- _Requirement_
Every line containing the string "Learn" is to be copied from the records.

- _Dataset entries_
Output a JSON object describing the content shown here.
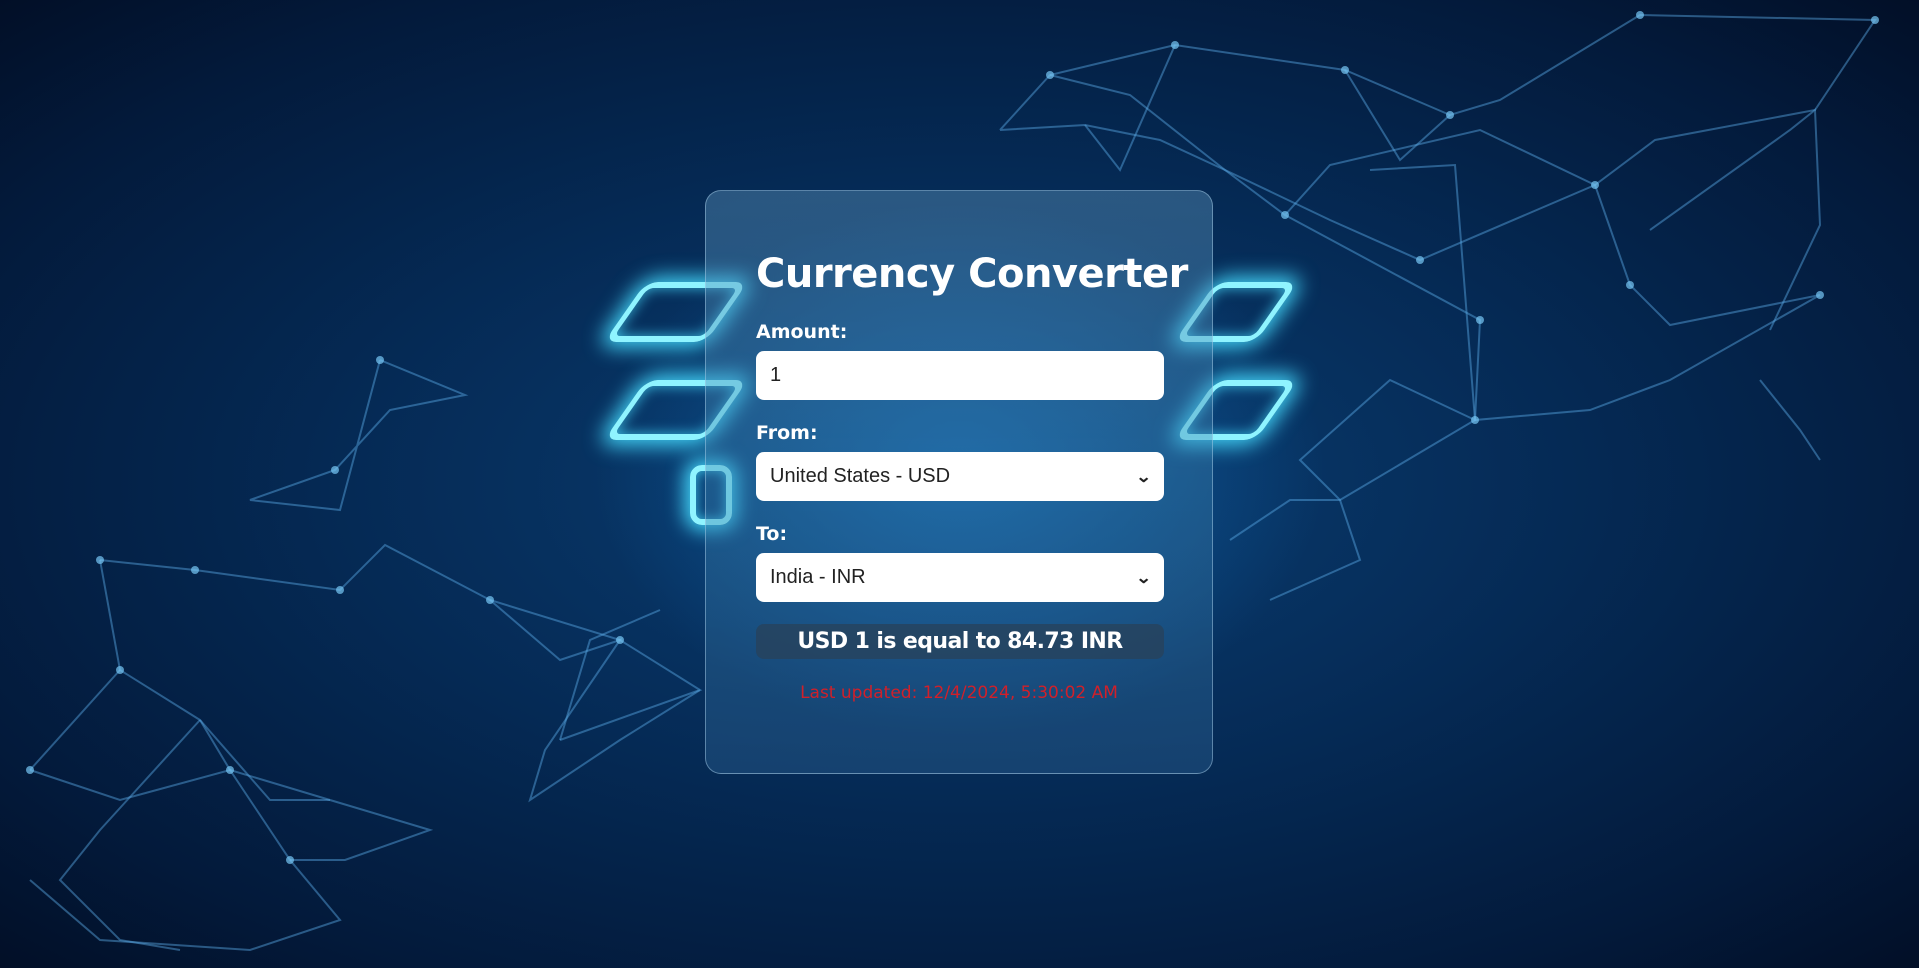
{
  "converter": {
    "title": "Currency Converter",
    "amount_label": "Amount:",
    "amount_value": "1",
    "from_label": "From:",
    "from_selected": "United States - USD",
    "to_label": "To:",
    "to_selected": "India - INR",
    "result_text": "USD 1 is equal to 84.73 INR",
    "last_updated": "Last updated: 12/4/2024, 5:30:02 AM"
  },
  "colors": {
    "background": "#052a55",
    "card_border": "#b4d7f0",
    "result_bg": "#28415a",
    "updated_text": "#d0202a",
    "neon_glow": "#46dcff"
  },
  "icons": {
    "select_arrow": "chevron-down-icon"
  }
}
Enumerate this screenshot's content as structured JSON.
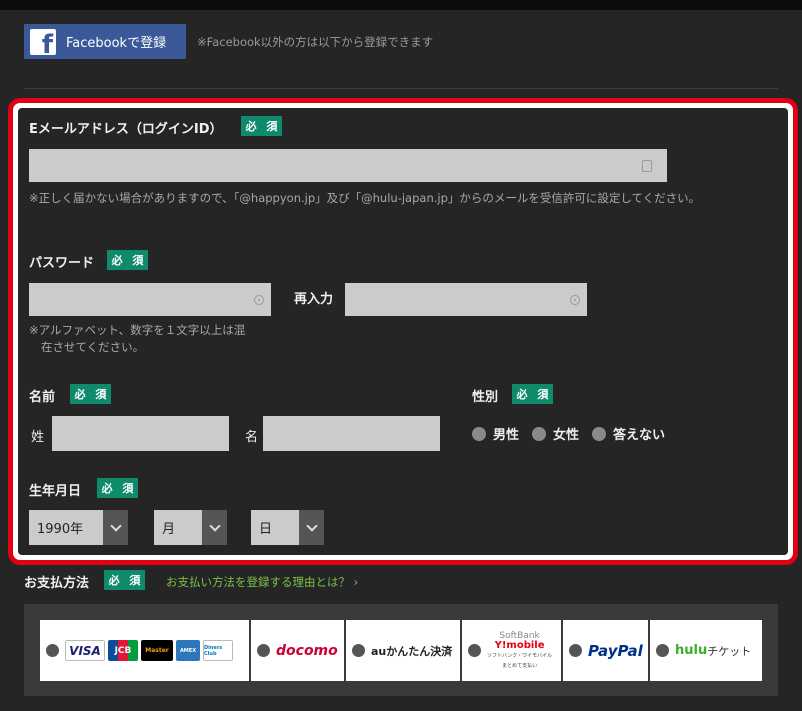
{
  "facebook": {
    "button_label": "Facebookで登録",
    "icon_letter": "f",
    "note": "※Facebook以外の方は以下から登録できます"
  },
  "required_badge": "必 須",
  "email": {
    "label": "Eメールアドレス（ログインID）",
    "value": "",
    "note": "※正しく届かない場合がありますので、「@happyon.jp」及び「@hulu-japan.jp」からのメールを受信許可に設定してください。"
  },
  "password": {
    "label": "パスワード",
    "value": "",
    "confirm_label": "再入力",
    "confirm_value": "",
    "note_line1": "※アルファベット、数字を１文字以上は混",
    "note_line2": "在させてください。"
  },
  "name": {
    "label": "名前",
    "last_label": "姓",
    "last_value": "",
    "first_label": "名",
    "first_value": ""
  },
  "gender": {
    "label": "性別",
    "options": [
      "男性",
      "女性",
      "答えない"
    ]
  },
  "birthdate": {
    "label": "生年月日",
    "year": "1990年",
    "month": "月",
    "day": "日"
  },
  "payment": {
    "label": "お支払方法",
    "link": "お支払い方法を登録する理由とは？ ›",
    "cards": [
      "VISA",
      "JCB",
      "Master",
      "AMEX",
      "Diners Club"
    ],
    "docomo": "docomo",
    "au": "auかんたん決済",
    "softbank_top": "SoftBank",
    "softbank_mid": "Y!mobile",
    "softbank_bottom": "ソフトバンク・ワイモバイル",
    "softbank_bottom2": "まとめて支払い",
    "paypal": "PayPal",
    "hulu": "hulu",
    "hulu_suffix": "チケット"
  },
  "colors": {
    "required": "#0f8a6c",
    "highlight_border": "#e30012",
    "facebook": "#3b5998",
    "link": "#7dc048"
  }
}
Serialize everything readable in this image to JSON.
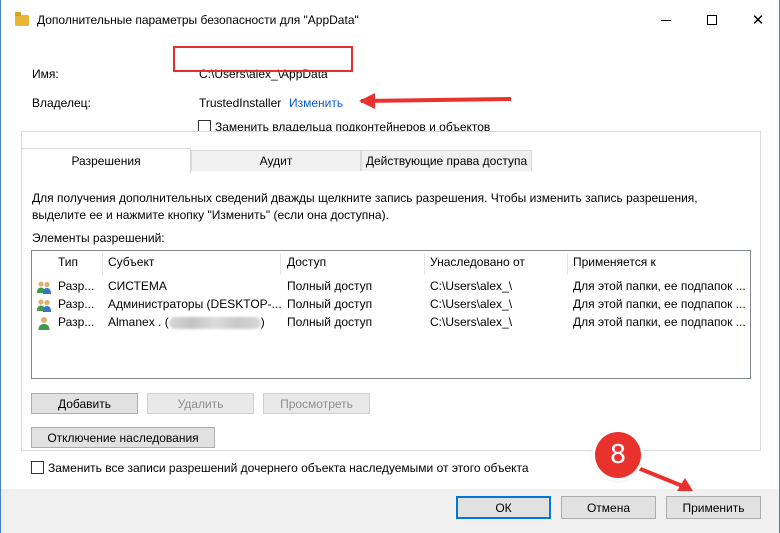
{
  "window": {
    "title": "Дополнительные параметры безопасности  для \"AppData\""
  },
  "info": {
    "name_label": "Имя:",
    "name_value": "C:\\Users\\alex_\\AppData",
    "owner_label": "Владелец:",
    "owner_value": "TrustedInstaller",
    "owner_change_link": "Изменить",
    "replace_owner_label": "Заменить владельца подконтейнеров и объектов"
  },
  "tabs": [
    {
      "label": "Разрешения",
      "active": true
    },
    {
      "label": "Аудит",
      "active": false
    },
    {
      "label": "Действующие права доступа",
      "active": false
    }
  ],
  "description": "Для получения дополнительных сведений дважды щелкните запись разрешения. Чтобы изменить запись разрешения, выделите ее и нажмите кнопку \"Изменить\" (если она доступна).",
  "list": {
    "title": "Элементы разрешений:",
    "columns": [
      "Тип",
      "Субъект",
      "Доступ",
      "Унаследовано от",
      "Применяется к"
    ],
    "rows": [
      {
        "type": "Разр...",
        "subject": "СИСТЕМА",
        "access": "Полный доступ",
        "inherited": "C:\\Users\\alex_\\",
        "applies": "Для этой папки, ее подпапок ..."
      },
      {
        "type": "Разр...",
        "subject": "Администраторы (DESKTOP-...",
        "access": "Полный доступ",
        "inherited": "C:\\Users\\alex_\\",
        "applies": "Для этой папки, ее подпапок ..."
      },
      {
        "type": "Разр...",
        "subject": "Almanex . (",
        "subject_suffix": ")",
        "access": "Полный доступ",
        "inherited": "C:\\Users\\alex_\\",
        "applies": "Для этой папки, ее подпапок ..."
      }
    ]
  },
  "buttons": {
    "add": "Добавить",
    "remove": "Удалить",
    "view": "Просмотреть",
    "disable_inheritance": "Отключение наследования",
    "ok": "ОК",
    "cancel": "Отмена",
    "apply": "Применить"
  },
  "replace_child_label": "Заменить все записи разрешений дочернего объекта наследуемыми от этого объекта",
  "annotation": {
    "step_number": "8",
    "color": "#e9322e"
  }
}
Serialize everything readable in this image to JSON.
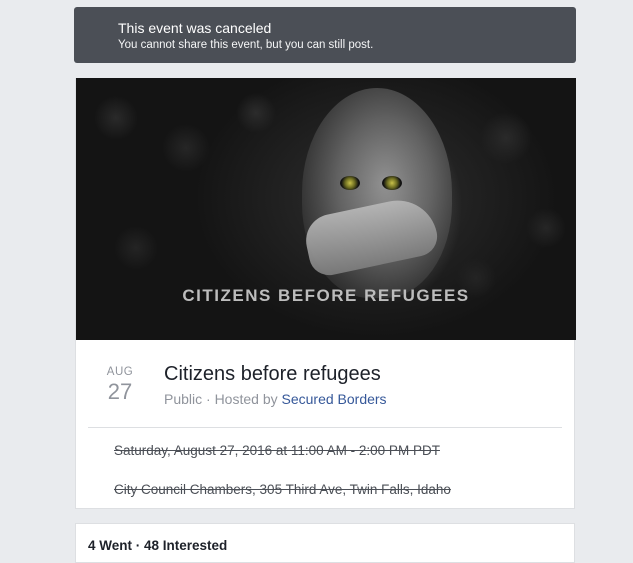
{
  "banner": {
    "title": "This event was canceled",
    "subtitle": "You cannot share this event, but you can still post."
  },
  "cover": {
    "caption": "CITIZENS BEFORE REFUGEES"
  },
  "event": {
    "month": "AUG",
    "day": "27",
    "title": "Citizens before refugees",
    "privacy_host_prefix": "Public · Hosted by ",
    "host": "Secured Borders",
    "datetime": "Saturday, August 27, 2016 at 11:00 AM - 2:00 PM PDT",
    "location": "City Council Chambers, 305 Third Ave, Twin Falls, Idaho"
  },
  "stats": {
    "summary": "4 Went · 48 Interested"
  },
  "colors": {
    "banner_bg": "#4b4f56",
    "link": "#365899",
    "page_bg": "#e9ebee"
  }
}
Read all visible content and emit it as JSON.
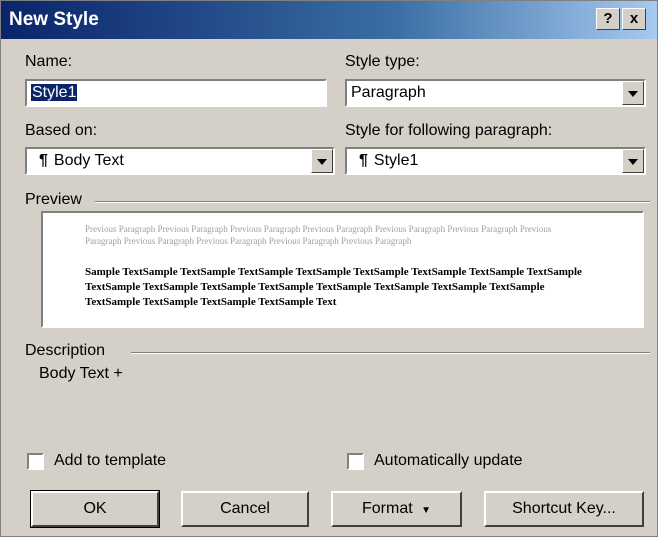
{
  "window": {
    "title": "New Style",
    "help_label": "?",
    "close_label": "x"
  },
  "name": {
    "label": "Name:",
    "value": "Style1"
  },
  "style_type": {
    "label": "Style type:",
    "value": "Paragraph"
  },
  "based_on": {
    "label": "Based on:",
    "value": "Body Text",
    "icon": "pilcrow-icon"
  },
  "following": {
    "label": "Style for following paragraph:",
    "value": "Style1",
    "icon": "pilcrow-icon"
  },
  "preview": {
    "label": "Preview",
    "previous_text": "Previous Paragraph Previous Paragraph Previous Paragraph Previous Paragraph Previous Paragraph Previous Paragraph Previous Paragraph Previous Paragraph Previous Paragraph Previous Paragraph Previous Paragraph",
    "sample_text": "Sample TextSample TextSample TextSample TextSample TextSample TextSample TextSample TextSample TextSample TextSample TextSample TextSample TextSample TextSample TextSample TextSample TextSample TextSample TextSample TextSample Text"
  },
  "description": {
    "label": "Description",
    "text": "Body Text +"
  },
  "options": {
    "add_to_template": "Add to template",
    "auto_update": "Automatically update"
  },
  "buttons": {
    "ok": "OK",
    "cancel": "Cancel",
    "format": "Format",
    "shortcut": "Shortcut Key..."
  },
  "colors": {
    "title_start": "#0a246a",
    "title_end": "#a6caf0",
    "face": "#d4d0c8"
  }
}
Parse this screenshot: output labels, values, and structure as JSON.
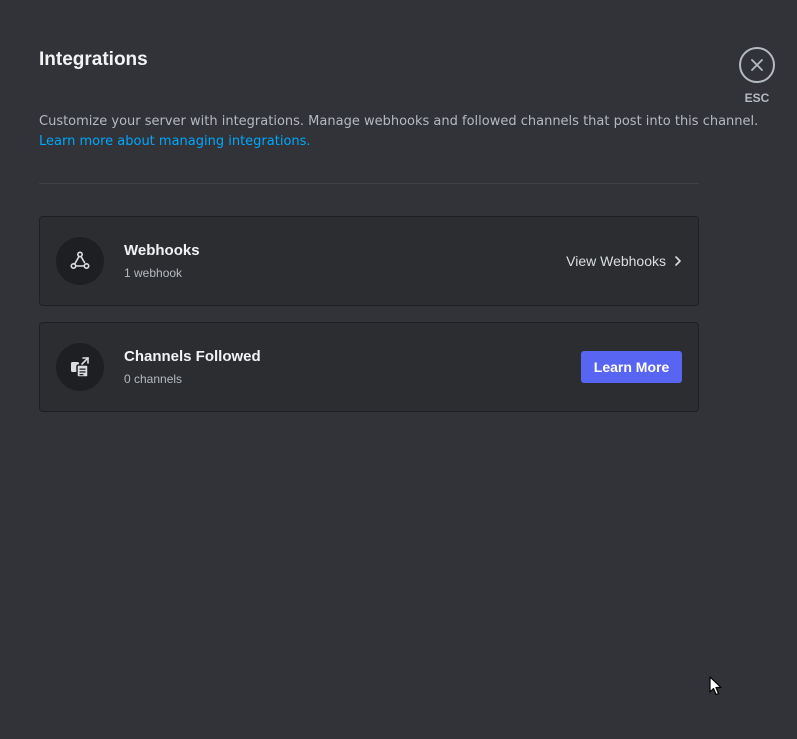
{
  "header": {
    "title": "Integrations",
    "description": "Customize your server with integrations. Manage webhooks and followed channels that post into this channel.",
    "learn_more_link": "Learn more about managing integrations."
  },
  "close": {
    "icon": "close-icon",
    "label": "ESC"
  },
  "cards": {
    "webhooks": {
      "icon": "webhook-icon",
      "title": "Webhooks",
      "subtitle": "1 webhook",
      "action_label": "View Webhooks",
      "action_icon": "chevron-right-icon"
    },
    "channels": {
      "icon": "channel-follow-icon",
      "title": "Channels Followed",
      "subtitle": "0 channels",
      "action_label": "Learn More"
    }
  },
  "colors": {
    "background": "#313338",
    "card": "#2b2d31",
    "accent": "#5865f2",
    "link": "#00a8fc"
  }
}
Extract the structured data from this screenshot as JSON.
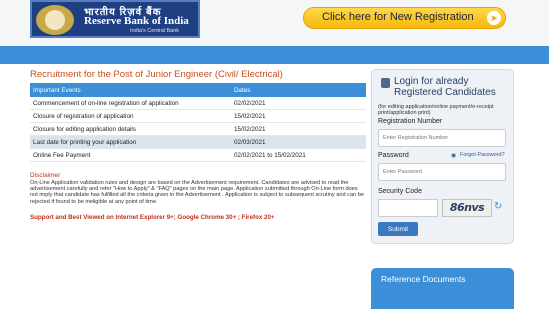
{
  "header": {
    "logo": {
      "hindi": "भारतीय रिज़र्व बैंक",
      "english": "Reserve Bank of India",
      "tagline": "India's Central Bank"
    },
    "new_registration_label": "Click here for New Registration"
  },
  "main": {
    "title": "Recruitment for the Post of Junior Engineer (Civil/ Electrical)",
    "table": {
      "headers": [
        "Important Events",
        "Dates"
      ],
      "rows": [
        {
          "event": "Commencement of on-line registration of application",
          "date": "02/02/2021"
        },
        {
          "event": "Closure of registration of application",
          "date": "15/02/2021"
        },
        {
          "event": "Closure for editing application details",
          "date": "15/02/2021"
        },
        {
          "event": "Last date for printing your application",
          "date": "02/03/2021"
        },
        {
          "event": "Online Fee Payment",
          "date": "02/02/2021 to 15/02/2021"
        }
      ]
    },
    "disclaimer_title": "Disclaimer",
    "disclaimer_text": "On-Line Application validation rules and design are based on the Advertisement requirement. Candidates are advised to read the advertisement carefully and refer \"How to Apply\" & \"FAQ\" pages on the main page. Application submitted through On-Line form does not imply that candidate has fulfilled all the criteria given in the Advertisement . Application is subject to subsequent scrutiny and can be rejected if found to be ineligible at any point of time.",
    "support_text": "Support and Best Viewed on Internet Explorer 9+; Google Chrome 30+ ; Firefox 20+"
  },
  "login": {
    "title": "Login for already Registered Candidates",
    "note": "(for editing application/online payment/e-receipt print/application print)",
    "registration_label": "Registration Number",
    "registration_placeholder": "Enter Registration Number",
    "password_label": "Password",
    "forgot_label": "Forgot Password?",
    "password_placeholder": "Enter Password",
    "security_label": "Security Code",
    "captcha_text": "86nvs",
    "submit_label": "Submit"
  },
  "reference": {
    "title": "Reference Documents"
  },
  "colors": {
    "primary_blue": "#3b8fd8",
    "title_orange": "#c8501e",
    "alert_red": "#c0301e",
    "button_yellow": "#f6b80c"
  },
  "icons": [
    "rbi-emblem-icon",
    "arrow-right-icon",
    "lock-icon",
    "help-icon",
    "refresh-icon"
  ]
}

- _Answer section_
    "learn_more_link": "Learn more about managing integrations."
      "action_label": "Learn More"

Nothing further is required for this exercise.